Schaeffer turned up to steady the ship at Blue Cross in the wake of the Healthnet screwup. In part he did this by turning Blue Cross from a warm and fuzzy non-profit into a pretty avaricious underwriter and a health plan that played very hardball with its providers (and members). More on that in the first section of this document, but it’s a reminder of a tack taken years later by Jack Rowe at Aetna.
But he clearly learned something from the experience. The first thing he did was to set up a for-profit subsidiary called Wellpoint which started buying health plans and offering services (primarily outside California). Then he tried to put all of Blue Cross’ assets into Wellpoint. It looked like he’d away with this for a while, but then started negotiations to take the whole thing for-profit. Apparently when the state first asked him the amount with which he would fund the foundation, his first offer was “nothing”. This eventually got anted-up to $100m. Eventually the state (pressured by consumers’ groups) pointed out that it had quite a bit of control over the Blue Cross plans, and in the end the two Foundations were set up with lots of money and the majority of the stock, which gets spent doing good works in California (and funding some great research!) — not that everyone’s happy with it!

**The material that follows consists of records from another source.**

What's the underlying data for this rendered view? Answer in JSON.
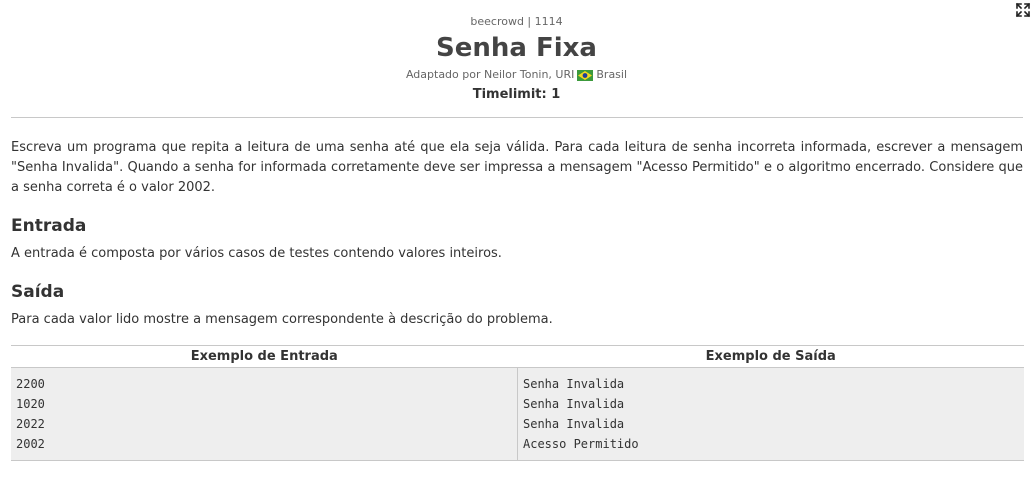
{
  "header": {
    "breadcrumb": "beecrowd | 1114",
    "title": "Senha Fixa",
    "author": "Adaptado por Neilor Tonin, URI",
    "country": "Brasil",
    "timelimit": "Timelimit: 1"
  },
  "problem": {
    "description": "Escreva um programa que repita a leitura de uma senha até que ela seja válida. Para cada leitura de senha incorreta informada, escrever a mensagem \"Senha Invalida\". Quando a senha for informada corretamente deve ser impressa a mensagem \"Acesso Permitido\" e o algoritmo encerrado. Considere que a senha correta é o valor 2002."
  },
  "input_section": {
    "heading": "Entrada",
    "text": "A entrada é composta por vários casos de testes contendo valores inteiros."
  },
  "output_section": {
    "heading": "Saída",
    "text": "Para cada valor lido mostre a mensagem correspondente à descrição do problema."
  },
  "examples": {
    "input_header": "Exemplo de Entrada",
    "output_header": "Exemplo de Saída",
    "input_lines": [
      "2200",
      "1020",
      "2022",
      "2002"
    ],
    "output_lines": [
      "Senha Invalida",
      "Senha Invalida",
      "Senha Invalida",
      "Acesso Permitido"
    ]
  },
  "icons": {
    "expand": "expand-icon",
    "flag": "brazil-flag-icon"
  },
  "colors": {
    "flag_green": "#3c9a3c",
    "flag_yellow": "#f4d81e",
    "flag_blue": "#1f3f9a"
  }
}
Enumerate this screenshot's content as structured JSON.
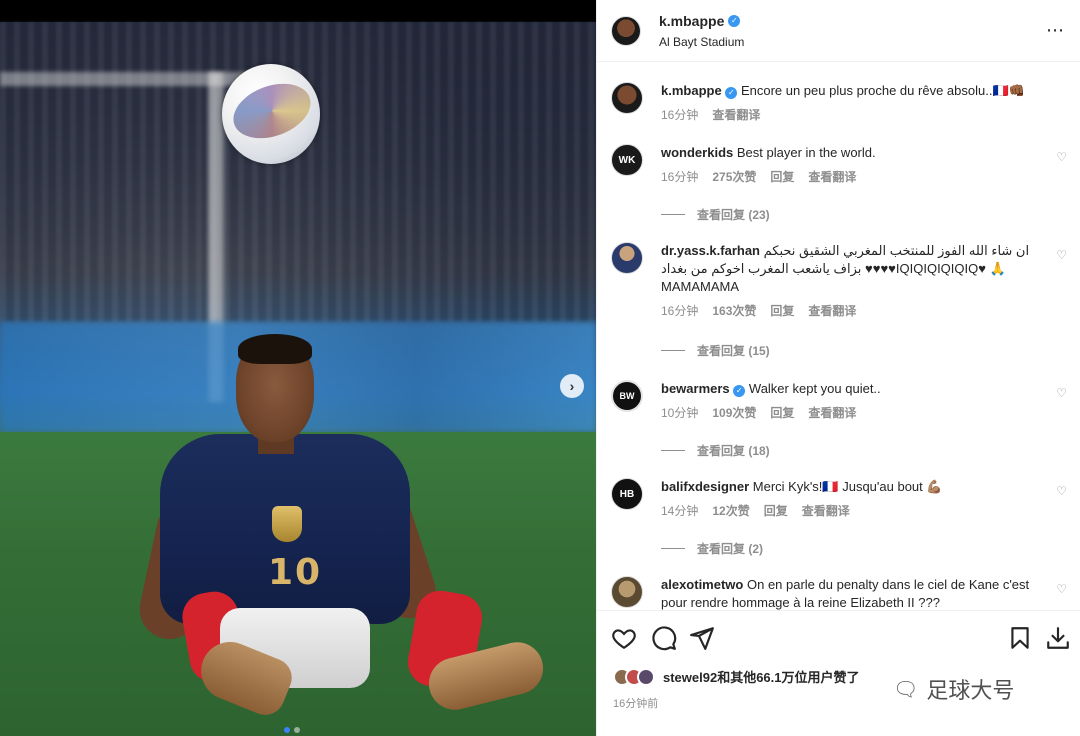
{
  "post": {
    "username": "k.mbappe",
    "location": "Al Bayt Stadium",
    "more_icon": "⋯"
  },
  "caption": {
    "username": "k.mbappe",
    "text": "Encore un peu plus proche du rêve absolu..🇫🇷👊🏾",
    "time": "16分钟",
    "translate": "查看翻译"
  },
  "comments": [
    {
      "username": "wonderkids",
      "avatar_text": "WK",
      "text": "Best player in the world.",
      "time": "16分钟",
      "likes": "275次赞",
      "reply": "回复",
      "translate": "查看翻译",
      "replies": "查看回复 (23)"
    },
    {
      "username": "dr.yass.k.farhan",
      "text": "ان شاء الله الفوز للمنتخب المغربي الشقيق نحبكم بزاف ياشعب المغرب اخوكم من بغداد ♥♥♥♥IQIQIQIQIQIQ♥ 🙏 MAMAMAMA",
      "time": "16分钟",
      "likes": "163次赞",
      "reply": "回复",
      "translate": "查看翻译",
      "replies": "查看回复 (15)"
    },
    {
      "username": "bewarmers",
      "avatar_text": "BW",
      "text": "Walker kept you quiet..",
      "time": "10分钟",
      "likes": "109次赞",
      "reply": "回复",
      "translate": "查看翻译",
      "replies": "查看回复 (18)"
    },
    {
      "username": "balifxdesigner",
      "avatar_text": "HB",
      "text": "Merci Kyk's!🇫🇷 Jusqu'au bout 💪🏽",
      "time": "14分钟",
      "likes": "12次赞",
      "reply": "回复",
      "translate": "查看翻译",
      "replies": "查看回复 (2)"
    },
    {
      "username": "alexotimetwo",
      "text": "On en parle du penalty dans le ciel de Kane c'est pour rendre hommage à la reine Elizabeth II ???"
    }
  ],
  "footer": {
    "likes_user": "stewel92",
    "likes_rest": "和其他66.1万位用户赞了",
    "time": "16分钟前",
    "watermark": "足球大号"
  },
  "colors": {
    "verified": "#3897f0",
    "text": "#262626",
    "muted": "#8e8e8e",
    "border": "#efefef"
  }
}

However, what amuses and dismays me is that Schaeffer is lauded for a couple of things, specifically the creation of new insurance plans and the shift to consumer care, and a commitment to IT. I really don’t understand what is so amazing about the new consumer plans, other than the Tonik brand has a lame web sites which look exactly like what a 50 year old thinks a 23yr old thinks is cool. THCB readers already know that, while selling high deductible plans to youngsters may help a 23 yr old who needs catastrophic insurance, you’re not going to fix the problem of uninsurance by replacing it with under-insurance. But underwritten properly, these plans are very profitable for Wellpoint. And Wellpoint is damn good at underwriting.
So much so that you’d be surprised at what Schaeffer says is the main problem with American health care. Practice variation and lack of information:
The level of variation in our health care system is unbelievable. You could be hospitalized for nine days in New York and for three days in California with the same diagnosis—and those differences would have no impact on outcomes. There is no other industry in the world that uses so many different approaches to the same thing and in which these differences don’t relate to better results
So can’t health plans fix that? Apparently not:
As a health insurer, if you start by telling doctors, “We know what’s best; we’ll pay you for it,” you violate the fundamental principle that doctors want to exercise their own discretion. That’s what killed HMOs—telling the doctors what to do. Doctors don’t like to follow cookbooks, but, clearly, evidence-based medicine would work better for patients.
So because health plans failed at getting doctors to practice better medicine, instead they’re going to give them the information systems that show the doctors all about this variation, and it’ll magically self-correct. Except there’s the odd problem there too, including more cluelessness by health plans.Continue reading…